“It’s not a huge principle issue with me,” says Jonathan Goodman, president of the Goodman Institute for Public Policy Research, who has worked with multiple Republican legislators on replacement plans. “It’s like Social Security: We should all be in this together. If there’s a social reason to encourage people to have health insurance, let’s not discriminate on the basis of income.”

With an income adjustment, he argues, “enrollment becomes burdensome and complicated.”

When you look at the new Republican outline, you see similar language. “The credit is not based on income,” it says. “This will help simplify the verification process and expand access for Americans who have been left behind by Obamacare.”

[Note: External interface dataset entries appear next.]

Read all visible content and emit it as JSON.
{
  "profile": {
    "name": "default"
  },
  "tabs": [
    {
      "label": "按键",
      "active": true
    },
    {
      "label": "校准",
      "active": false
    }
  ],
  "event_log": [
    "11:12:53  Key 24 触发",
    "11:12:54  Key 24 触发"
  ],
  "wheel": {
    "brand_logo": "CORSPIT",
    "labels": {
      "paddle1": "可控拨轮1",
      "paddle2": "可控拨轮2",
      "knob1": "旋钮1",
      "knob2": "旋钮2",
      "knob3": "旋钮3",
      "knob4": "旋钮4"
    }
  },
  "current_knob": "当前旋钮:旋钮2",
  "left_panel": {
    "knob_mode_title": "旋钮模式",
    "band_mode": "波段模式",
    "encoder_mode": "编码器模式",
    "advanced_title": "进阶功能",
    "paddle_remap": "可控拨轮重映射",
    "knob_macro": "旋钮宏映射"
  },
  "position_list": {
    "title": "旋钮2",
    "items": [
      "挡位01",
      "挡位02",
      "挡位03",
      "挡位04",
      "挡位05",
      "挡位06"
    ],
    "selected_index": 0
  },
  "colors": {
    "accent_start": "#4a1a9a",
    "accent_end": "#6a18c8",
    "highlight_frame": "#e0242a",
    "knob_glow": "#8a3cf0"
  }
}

There is a second, more policy-focused motivation for not tethering the tax credit to income. Giving people more help when they earn less could be a work disincentive, nudging people to work a bit less. I’ve heard anecdotal stories about this from a few Obamacare enrollees I’ve interviewed, who decided to take slightly fewer hours so they could qualify for Medicaid, which offers more generous benefits than the marketplace.

More broadly, a handful of economic studies have found that more expansive, income-tethered health benefit programs do seem to create a small but significant work disincentive.

But this just hasn’t been the main motivation I’ve heard when I’ve asked those who support and worked on the Republican plans about why they preference age-adjusted tax credits. The thing Republicans seem to find especially appealing is that it would be a much simpler plan.

A former Obama administration official thinks embracing “Obamacare” was a mistake

On Thursday, I sat down with Andy Slavitt, a former acting administrator of the Centers for Medicare and Medicaid Services. In other words, he ran Obamacare under President Obama for two years.

In our discussion, which you can watch in full above, Andy offered some interesting insights into how individual citizens can make their voices heard. One moment I found especially interesting was Slavitt’s reflections on the president’s decision to embrace the term Obamacare, which he looks back on as a strategic mistake:

I understand why he did it, but I think it’s a really bad thing as a country when we have a law owned by one party.

President Obama told me this, in a group of people at the Roosevelt Room one day: that the thing you’re going to have to come to grips with now is that we’ve given a name to the nebulous concerns that everybody has about their health care. So if a doctor closes his office and moves his block down the road, that’s our fault. Even if this person has insurance through the employer.

If he’s going to call it Obamacare, we should have done a better job on selling people on why it matters in their lives. Why removing that lifetime cap mattered to them, why reducing the “doughnut hole” mattered to them.

What I’m writing:

Kliff’s Notes: Today’s top 3 health policy reads

“California bill calls for state-run health care system”: “Sen. Ricardo Lara, D-Bell Gardens, said he intends to introduce a bare-bones measure and begin a conversation with stakeholders about the best way to move forward. ‘This is an issue that we need to lead on now more than ever given the rhetoric we hear in Washington,’” Lara said. “‘Dismantling the Affordable Care Act has been part of Trump’s agenda all along. As California leaders, we will be responsible for the delivery of healthcare for millions of people.’” —Taryn Luna and Jim Miller, Sacramento Bee

“GOP leaders seek financing for Obamacare replacement”: “Leadership is staying quieter about how to pay for it, working behind the scenes to build consensus around a controversial but lucrative idea: Taxing employer-offered plans above a specified threshold, which could bring in billions of dollars to pay for the health benefits.” —Paige Winfield Cunningham, Washington Examiner

“Mike Lee to GOP: Repeal Obamacare now, don't fear the 'boogeyman’”: “As fissures break out over the details of a replacement plan, conservatives such as Lee are pushing back, arguing that the baseline should be to pass the same repeal bill that Republicans already passed in 2015, which was then vetoed by former President Obama. The 2015 bill would have repealed the mandates, taxes, and major spending in Obamacare, and also denied federal funds to abortion provider Planned Parenthood.” —Philip Klein, Washington Examiner